UK plans 11 voter ID pilots for 2019
In November 2018, the UK government announced that 11 local authorities across England would participate in Voter ID pilots in the interest of gaining "further insight into how best to ensure the security of the voting process and reduce the risk of voter fraud". Five local authorities participated in pilots in the 2017 general election. The new pilots will test four models of identification checks: photo ID (Pendle, East Staffordshire, Woking), photo and non-photo ID (Ribble Valley, Broxtowe, Derby, North Kesteven, Braintree), traditional poll cards, and poll cards with scannable barcodes (Mid-Sussex, Watford, North West Leicestershire). Separately, Peterborough and Pendle will run tests studying the security of postal votes and the guidance supplied with them, and proxy voters in Peterborough will be required to show ID. The government notes that Northern Ireland has required paper ID to vote since 1985 and photo ID since 2003, and claims that there has been no adverse effect on turnout or participation. In Essex, at the end of January 2019, Braintree resident Neil Coughlan began a legal challenge to Voter ID, arguing that the scheme contravenes the Representation of the People Act 2000 by restricting voter rights.

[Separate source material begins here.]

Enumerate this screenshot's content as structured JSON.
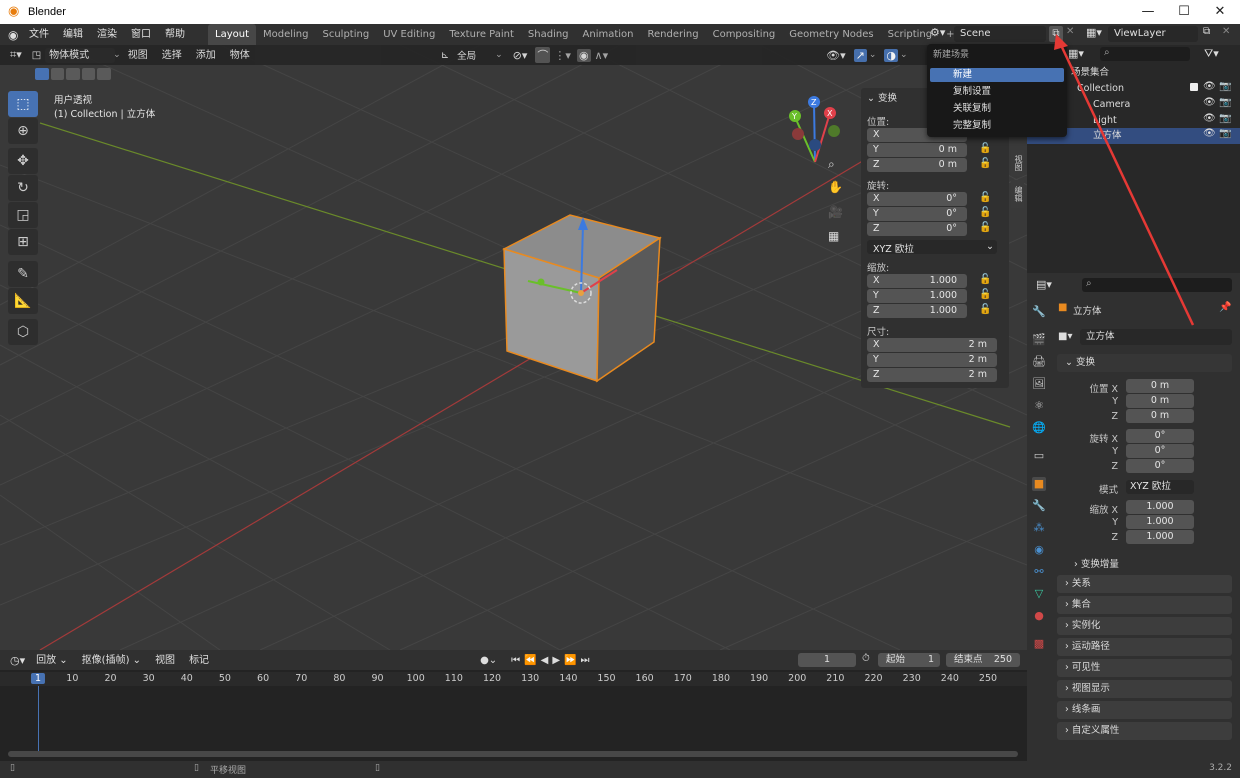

Writer: UK government, Neil Coughlan
Publication: Gov.uk, Crowdjustice.org
Publication date: 2018-11-03, 2019-01-29